::: Exercise materials :::

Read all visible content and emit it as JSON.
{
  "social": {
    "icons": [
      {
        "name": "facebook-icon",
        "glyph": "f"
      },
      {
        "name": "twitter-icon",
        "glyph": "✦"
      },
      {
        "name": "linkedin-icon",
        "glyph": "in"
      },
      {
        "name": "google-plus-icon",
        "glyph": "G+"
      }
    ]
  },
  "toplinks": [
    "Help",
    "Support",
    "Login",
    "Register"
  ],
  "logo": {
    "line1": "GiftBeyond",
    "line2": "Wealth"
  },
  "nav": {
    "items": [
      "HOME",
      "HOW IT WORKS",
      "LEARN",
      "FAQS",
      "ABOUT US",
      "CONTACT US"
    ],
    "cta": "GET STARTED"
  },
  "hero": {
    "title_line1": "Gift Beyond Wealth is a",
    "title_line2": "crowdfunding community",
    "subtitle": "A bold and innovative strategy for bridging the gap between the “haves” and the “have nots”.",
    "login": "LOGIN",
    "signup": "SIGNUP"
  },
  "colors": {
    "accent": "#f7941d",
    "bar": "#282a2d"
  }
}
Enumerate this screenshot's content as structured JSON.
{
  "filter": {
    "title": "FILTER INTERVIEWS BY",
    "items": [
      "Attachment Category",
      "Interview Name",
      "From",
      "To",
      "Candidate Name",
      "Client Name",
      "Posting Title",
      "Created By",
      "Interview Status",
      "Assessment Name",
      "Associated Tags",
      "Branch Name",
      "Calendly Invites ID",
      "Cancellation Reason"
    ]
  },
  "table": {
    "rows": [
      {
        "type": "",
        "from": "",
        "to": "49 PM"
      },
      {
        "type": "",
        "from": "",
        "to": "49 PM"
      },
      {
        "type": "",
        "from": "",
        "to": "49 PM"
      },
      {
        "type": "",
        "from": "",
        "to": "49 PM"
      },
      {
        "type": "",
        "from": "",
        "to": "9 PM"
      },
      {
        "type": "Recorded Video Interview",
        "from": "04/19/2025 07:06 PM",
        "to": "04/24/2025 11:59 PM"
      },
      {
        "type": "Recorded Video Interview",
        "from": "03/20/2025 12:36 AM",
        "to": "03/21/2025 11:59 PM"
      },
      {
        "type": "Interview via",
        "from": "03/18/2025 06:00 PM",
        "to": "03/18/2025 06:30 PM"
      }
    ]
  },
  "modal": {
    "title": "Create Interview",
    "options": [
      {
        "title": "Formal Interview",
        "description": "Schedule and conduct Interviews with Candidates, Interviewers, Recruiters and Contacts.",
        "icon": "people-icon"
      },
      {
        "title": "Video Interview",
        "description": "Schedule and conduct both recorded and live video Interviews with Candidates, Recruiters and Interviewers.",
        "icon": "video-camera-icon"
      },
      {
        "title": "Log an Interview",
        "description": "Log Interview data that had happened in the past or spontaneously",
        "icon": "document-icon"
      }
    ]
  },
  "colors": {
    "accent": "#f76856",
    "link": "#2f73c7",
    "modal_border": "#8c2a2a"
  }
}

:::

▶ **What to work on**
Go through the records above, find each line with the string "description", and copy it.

▶ **Task result**
        "description": "Schedule and conduct Interviews with Candidates, Interviewers, Recruiters and Contacts.",
        "description": "Schedule and conduct both recorded and live video Interviews with Candidates, Recruiters and Interviewers.",
        "description": "Log Interview data that had happened in the past or spontaneously",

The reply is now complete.